[Source data Boundary: Start]

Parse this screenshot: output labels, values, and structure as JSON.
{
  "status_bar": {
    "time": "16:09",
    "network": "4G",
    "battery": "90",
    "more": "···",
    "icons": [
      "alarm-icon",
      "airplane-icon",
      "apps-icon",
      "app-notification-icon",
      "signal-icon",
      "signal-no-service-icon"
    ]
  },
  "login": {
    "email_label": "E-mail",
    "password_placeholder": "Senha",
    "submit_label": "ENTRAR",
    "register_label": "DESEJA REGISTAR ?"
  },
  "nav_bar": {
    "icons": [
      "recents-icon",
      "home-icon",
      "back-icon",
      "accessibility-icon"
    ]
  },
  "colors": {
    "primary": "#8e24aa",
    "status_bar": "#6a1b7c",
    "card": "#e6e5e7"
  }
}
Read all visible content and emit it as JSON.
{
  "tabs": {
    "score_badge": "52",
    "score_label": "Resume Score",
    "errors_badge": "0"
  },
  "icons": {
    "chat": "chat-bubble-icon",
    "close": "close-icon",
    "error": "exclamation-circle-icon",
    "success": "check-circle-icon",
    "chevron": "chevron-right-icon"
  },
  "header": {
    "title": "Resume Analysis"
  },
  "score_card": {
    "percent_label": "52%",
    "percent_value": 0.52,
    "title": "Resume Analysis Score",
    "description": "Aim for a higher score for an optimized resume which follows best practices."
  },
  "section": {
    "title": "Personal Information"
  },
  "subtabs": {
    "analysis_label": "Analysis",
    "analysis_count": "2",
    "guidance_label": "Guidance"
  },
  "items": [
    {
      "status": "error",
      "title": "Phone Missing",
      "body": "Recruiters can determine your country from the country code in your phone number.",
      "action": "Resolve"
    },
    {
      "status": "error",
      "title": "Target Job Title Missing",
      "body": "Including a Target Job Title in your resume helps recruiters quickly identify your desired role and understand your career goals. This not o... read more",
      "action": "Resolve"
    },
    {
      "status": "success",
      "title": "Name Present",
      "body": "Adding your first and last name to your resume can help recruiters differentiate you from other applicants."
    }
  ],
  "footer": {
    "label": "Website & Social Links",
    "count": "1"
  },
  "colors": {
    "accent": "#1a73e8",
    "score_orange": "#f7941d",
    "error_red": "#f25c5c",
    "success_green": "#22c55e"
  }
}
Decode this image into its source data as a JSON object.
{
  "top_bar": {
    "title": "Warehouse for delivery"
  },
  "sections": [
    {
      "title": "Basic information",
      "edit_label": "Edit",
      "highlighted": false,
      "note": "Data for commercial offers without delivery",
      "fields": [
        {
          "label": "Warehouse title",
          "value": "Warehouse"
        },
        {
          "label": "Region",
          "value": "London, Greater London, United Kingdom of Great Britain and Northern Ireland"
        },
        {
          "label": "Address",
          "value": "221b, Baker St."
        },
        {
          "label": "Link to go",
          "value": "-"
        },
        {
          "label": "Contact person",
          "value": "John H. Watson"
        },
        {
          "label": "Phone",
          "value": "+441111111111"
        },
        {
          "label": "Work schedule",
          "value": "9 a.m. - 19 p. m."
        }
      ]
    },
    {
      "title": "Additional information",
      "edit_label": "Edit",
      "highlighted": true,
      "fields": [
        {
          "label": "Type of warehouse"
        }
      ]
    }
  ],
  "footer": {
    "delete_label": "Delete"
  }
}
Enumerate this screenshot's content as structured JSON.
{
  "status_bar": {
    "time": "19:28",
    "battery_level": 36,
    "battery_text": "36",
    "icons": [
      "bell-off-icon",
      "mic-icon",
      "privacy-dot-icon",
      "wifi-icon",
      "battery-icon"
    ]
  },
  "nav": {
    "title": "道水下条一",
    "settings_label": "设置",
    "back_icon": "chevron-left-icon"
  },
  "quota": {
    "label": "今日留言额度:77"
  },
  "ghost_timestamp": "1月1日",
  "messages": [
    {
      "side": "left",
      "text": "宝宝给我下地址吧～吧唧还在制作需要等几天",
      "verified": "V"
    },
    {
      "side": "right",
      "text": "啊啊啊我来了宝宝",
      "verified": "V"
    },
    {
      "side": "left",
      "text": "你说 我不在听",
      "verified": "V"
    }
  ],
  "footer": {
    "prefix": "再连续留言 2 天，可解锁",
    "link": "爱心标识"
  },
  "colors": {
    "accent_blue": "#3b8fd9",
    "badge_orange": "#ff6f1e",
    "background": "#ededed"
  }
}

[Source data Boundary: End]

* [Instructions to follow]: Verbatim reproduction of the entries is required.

* [Output for this task]:
Parse this screenshot: output labels, values, and structure as JSON.
{
  "status_bar": {
    "time": "16:09",
    "network": "4G",
    "battery": "90",
    "more": "···",
    "icons": [
      "alarm-icon",
      "airplane-icon",
      "apps-icon",
      "app-notification-icon",
      "signal-icon",
      "signal-no-service-icon"
    ]
  },
  "login": {
    "email_label": "E-mail",
    "password_placeholder": "Senha",
    "submit_label": "ENTRAR",
    "register_label": "DESEJA REGISTAR ?"
  },
  "nav_bar": {
    "icons": [
      "recents-icon",
      "home-icon",
      "back-icon",
      "accessibility-icon"
    ]
  },
  "colors": {
    "primary": "#8e24aa",
    "status_bar": "#6a1b7c",
    "card": "#e6e5e7"
  }
}
Read all visible content and emit it as JSON.
{
  "tabs": {
    "score_badge": "52",
    "score_label": "Resume Score",
    "errors_badge": "0"
  },
  "icons": {
    "chat": "chat-bubble-icon",
    "close": "close-icon",
    "error": "exclamation-circle-icon",
    "success": "check-circle-icon",
    "chevron": "chevron-right-icon"
  },
  "header": {
    "title": "Resume Analysis"
  },
  "score_card": {
    "percent_label": "52%",
    "percent_value": 0.52,
    "title": "Resume Analysis Score",
    "description": "Aim for a higher score for an optimized resume which follows best practices."
  },
  "section": {
    "title": "Personal Information"
  },
  "subtabs": {
    "analysis_label": "Analysis",
    "analysis_count": "2",
    "guidance_label": "Guidance"
  },
  "items": [
    {
      "status": "error",
      "title": "Phone Missing",
      "body": "Recruiters can determine your country from the country code in your phone number.",
      "action": "Resolve"
    },
    {
      "status": "error",
      "title": "Target Job Title Missing",
      "body": "Including a Target Job Title in your resume helps recruiters quickly identify your desired role and understand your career goals. This not o... read more",
      "action": "Resolve"
    },
    {
      "status": "success",
      "title": "Name Present",
      "body": "Adding your first and last name to your resume can help recruiters differentiate you from other applicants."
    }
  ],
  "footer": {
    "label": "Website & Social Links",
    "count": "1"
  },
  "colors": {
    "accent": "#1a73e8",
    "score_orange": "#f7941d",
    "error_red": "#f25c5c",
    "success_green": "#22c55e"
  }
}
Decode this image into its source data as a JSON object.
{
  "top_bar": {
    "title": "Warehouse for delivery"
  },
  "sections": [
    {
      "title": "Basic information",
      "edit_label": "Edit",
      "highlighted": false,
      "note": "Data for commercial offers without delivery",
      "fields": [
        {
          "label": "Warehouse title",
          "value": "Warehouse"
        },
        {
          "label": "Region",
          "value": "London, Greater London, United Kingdom of Great Britain and Northern Ireland"
        },
        {
          "label": "Address",
          "value": "221b, Baker St."
        },
        {
          "label": "Link to go",
          "value": "-"
        },
        {
          "label": "Contact person",
          "value": "John H. Watson"
        },
        {
          "label": "Phone",
          "value": "+441111111111"
        },
        {
          "label": "Work schedule",
          "value": "9 a.m. - 19 p. m."
        }
      ]
    },
    {
      "title": "Additional information",
      "edit_label": "Edit",
      "highlighted": true,
      "fields": [
        {
          "label": "Type of warehouse"
        }
      ]
    }
  ],
  "footer": {
    "delete_label": "Delete"
  }
}
Enumerate this screenshot's content as structured JSON.
{
  "status_bar": {
    "time": "19:28",
    "battery_level": 36,
    "battery_text": "36",
    "icons": [
      "bell-off-icon",
      "mic-icon",
      "privacy-dot-icon",
      "wifi-icon",
      "battery-icon"
    ]
  },
  "nav": {
    "title": "道水下条一",
    "settings_label": "设置",
    "back_icon": "chevron-left-icon"
  },
  "quota": {
    "label": "今日留言额度:77"
  },
  "ghost_timestamp": "1月1日",
  "messages": [
    {
      "side": "left",
      "text": "宝宝给我下地址吧～吧唧还在制作需要等几天",
      "verified": "V"
    },
    {
      "side": "right",
      "text": "啊啊啊我来了宝宝",
      "verified": "V"
    },
    {
      "side": "left",
      "text": "你说 我不在听",
      "verified": "V"
    }
  ],
  "footer": {
    "prefix": "再连续留言 2 天，可解锁",
    "link": "爱心标识"
  },
  "colors": {
    "accent_blue": "#3b8fd9",
    "badge_orange": "#ff6f1e",
    "background": "#ededed"
  }
}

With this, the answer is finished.